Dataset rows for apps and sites

────────────────────

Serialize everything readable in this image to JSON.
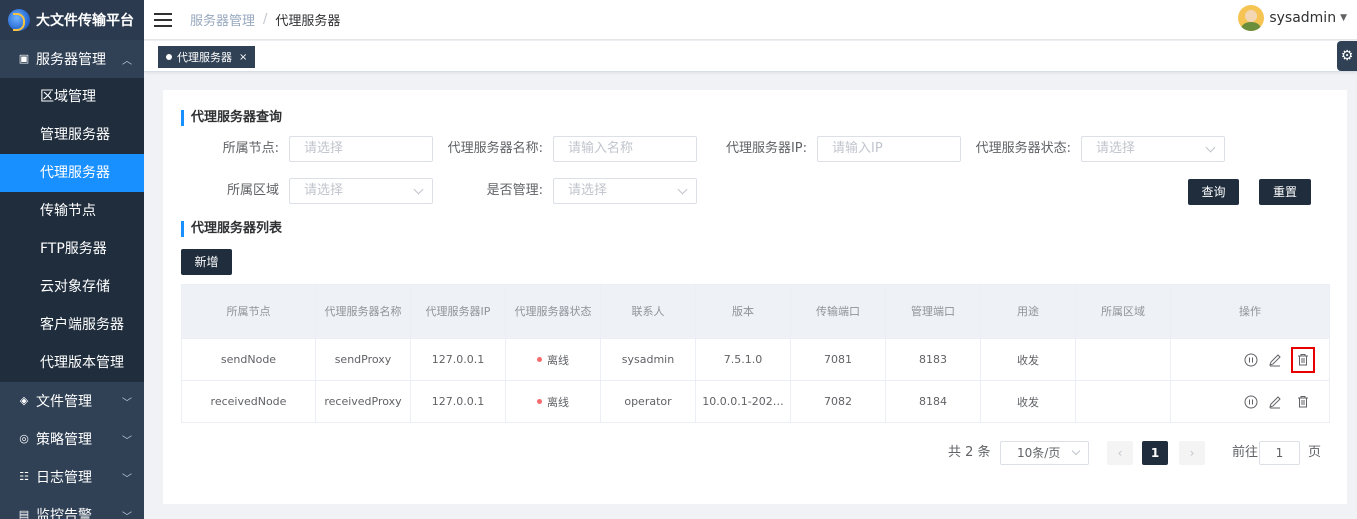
{
  "app": {
    "title": "大文件传输平台"
  },
  "sidebar": {
    "groups": [
      {
        "label": "服务器管理",
        "expanded": true,
        "icon": "cube-icon",
        "items": [
          {
            "label": "区域管理",
            "active": false
          },
          {
            "label": "管理服务器",
            "active": false
          },
          {
            "label": "代理服务器",
            "active": true
          },
          {
            "label": "传输节点",
            "active": false
          },
          {
            "label": "FTP服务器",
            "active": false
          },
          {
            "label": "云对象存储",
            "active": false
          },
          {
            "label": "客户端服务器",
            "active": false
          },
          {
            "label": "代理版本管理",
            "active": false
          }
        ]
      },
      {
        "label": "文件管理",
        "icon": "layers-icon"
      },
      {
        "label": "策略管理",
        "icon": "strategy-icon"
      },
      {
        "label": "日志管理",
        "icon": "log-icon"
      },
      {
        "label": "监控告警",
        "icon": "monitor-icon"
      }
    ]
  },
  "header": {
    "breadcrumb": [
      "服务器管理",
      "代理服务器"
    ],
    "user": "sysadmin"
  },
  "tags": [
    {
      "label": "代理服务器",
      "close": "×"
    }
  ],
  "query": {
    "title": "代理服务器查询",
    "fields": {
      "node": {
        "label": "所属节点:",
        "placeholder": "请选择"
      },
      "name": {
        "label": "代理服务器名称:",
        "placeholder": "请输入名称"
      },
      "ip": {
        "label": "代理服务器IP:",
        "placeholder": "请输入IP"
      },
      "status": {
        "label": "代理服务器状态:",
        "placeholder": "请选择"
      },
      "region": {
        "label": "所属区域",
        "placeholder": "请选择"
      },
      "managed": {
        "label": "是否管理:",
        "placeholder": "请选择"
      }
    },
    "search_label": "查询",
    "reset_label": "重置"
  },
  "list": {
    "title": "代理服务器列表",
    "add_label": "新增",
    "columns": [
      "所属节点",
      "代理服务器名称",
      "代理服务器IP",
      "代理服务器状态",
      "联系人",
      "版本",
      "传输端口",
      "管理端口",
      "用途",
      "所属区域",
      "操作"
    ],
    "rows": [
      {
        "node": "sendNode",
        "name": "sendProxy",
        "ip": "127.0.0.1",
        "status": "离线",
        "contact": "sysadmin",
        "version": "7.5.1.0",
        "transfer_port": "7081",
        "manage_port": "8183",
        "usage": "收发",
        "region": ""
      },
      {
        "node": "receivedNode",
        "name": "receivedProxy",
        "ip": "127.0.0.1",
        "status": "离线",
        "contact": "operator",
        "version": "10.0.0.1-202…",
        "transfer_port": "7082",
        "manage_port": "8184",
        "usage": "收发",
        "region": ""
      }
    ]
  },
  "pagination": {
    "total_text": "共 2 条",
    "page_size": "10条/页",
    "current_page": "1",
    "goto_label": "前往",
    "goto_value": "1",
    "page_suffix": "页",
    "prev": "‹",
    "next": "›"
  },
  "colors": {
    "sidebar_bg": "#304156",
    "active": "#1890ff",
    "dark_btn": "#1f2d3d",
    "offline": "#f56c6c",
    "highlight": "#e60000"
  }
}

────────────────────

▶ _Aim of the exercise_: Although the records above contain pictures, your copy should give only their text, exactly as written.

▶ _Result of this exercise_:
Serialize everything readable in this image to JSON.
{
  "app": {
    "title": "大文件传输平台"
  },
  "sidebar": {
    "groups": [
      {
        "label": "服务器管理",
        "expanded": true,
        "icon": "cube-icon",
        "items": [
          {
            "label": "区域管理",
            "active": false
          },
          {
            "label": "管理服务器",
            "active": false
          },
          {
            "label": "代理服务器",
            "active": true
          },
          {
            "label": "传输节点",
            "active": false
          },
          {
            "label": "FTP服务器",
            "active": false
          },
          {
            "label": "云对象存储",
            "active": false
          },
          {
            "label": "客户端服务器",
            "active": false
          },
          {
            "label": "代理版本管理",
            "active": false
          }
        ]
      },
      {
        "label": "文件管理",
        "icon": "layers-icon"
      },
      {
        "label": "策略管理",
        "icon": "strategy-icon"
      },
      {
        "label": "日志管理",
        "icon": "log-icon"
      },
      {
        "label": "监控告警",
        "icon": "monitor-icon"
      }
    ]
  },
  "header": {
    "breadcrumb": [
      "服务器管理",
      "代理服务器"
    ],
    "user": "sysadmin"
  },
  "tags": [
    {
      "label": "代理服务器",
      "close": "×"
    }
  ],
  "query": {
    "title": "代理服务器查询",
    "fields": {
      "node": {
        "label": "所属节点:",
        "placeholder": "请选择"
      },
      "name": {
        "label": "代理服务器名称:",
        "placeholder": "请输入名称"
      },
      "ip": {
        "label": "代理服务器IP:",
        "placeholder": "请输入IP"
      },
      "status": {
        "label": "代理服务器状态:",
        "placeholder": "请选择"
      },
      "region": {
        "label": "所属区域",
        "placeholder": "请选择"
      },
      "managed": {
        "label": "是否管理:",
        "placeholder": "请选择"
      }
    },
    "search_label": "查询",
    "reset_label": "重置"
  },
  "list": {
    "title": "代理服务器列表",
    "add_label": "新增",
    "columns": [
      "所属节点",
      "代理服务器名称",
      "代理服务器IP",
      "代理服务器状态",
      "联系人",
      "版本",
      "传输端口",
      "管理端口",
      "用途",
      "所属区域",
      "操作"
    ],
    "rows": [
      {
        "node": "sendNode",
        "name": "sendProxy",
        "ip": "127.0.0.1",
        "status": "离线",
        "contact": "sysadmin",
        "version": "7.5.1.0",
        "transfer_port": "7081",
        "manage_port": "8183",
        "usage": "收发",
        "region": ""
      },
      {
        "node": "receivedNode",
        "name": "receivedProxy",
        "ip": "127.0.0.1",
        "status": "离线",
        "contact": "operator",
        "version": "10.0.0.1-202…",
        "transfer_port": "7082",
        "manage_port": "8184",
        "usage": "收发",
        "region": ""
      }
    ]
  },
  "pagination": {
    "total_text": "共 2 条",
    "page_size": "10条/页",
    "current_page": "1",
    "goto_label": "前往",
    "goto_value": "1",
    "page_suffix": "页",
    "prev": "‹",
    "next": "›"
  },
  "colors": {
    "sidebar_bg": "#304156",
    "active": "#1890ff",
    "dark_btn": "#1f2d3d",
    "offline": "#f56c6c",
    "highlight": "#e60000"
  }
}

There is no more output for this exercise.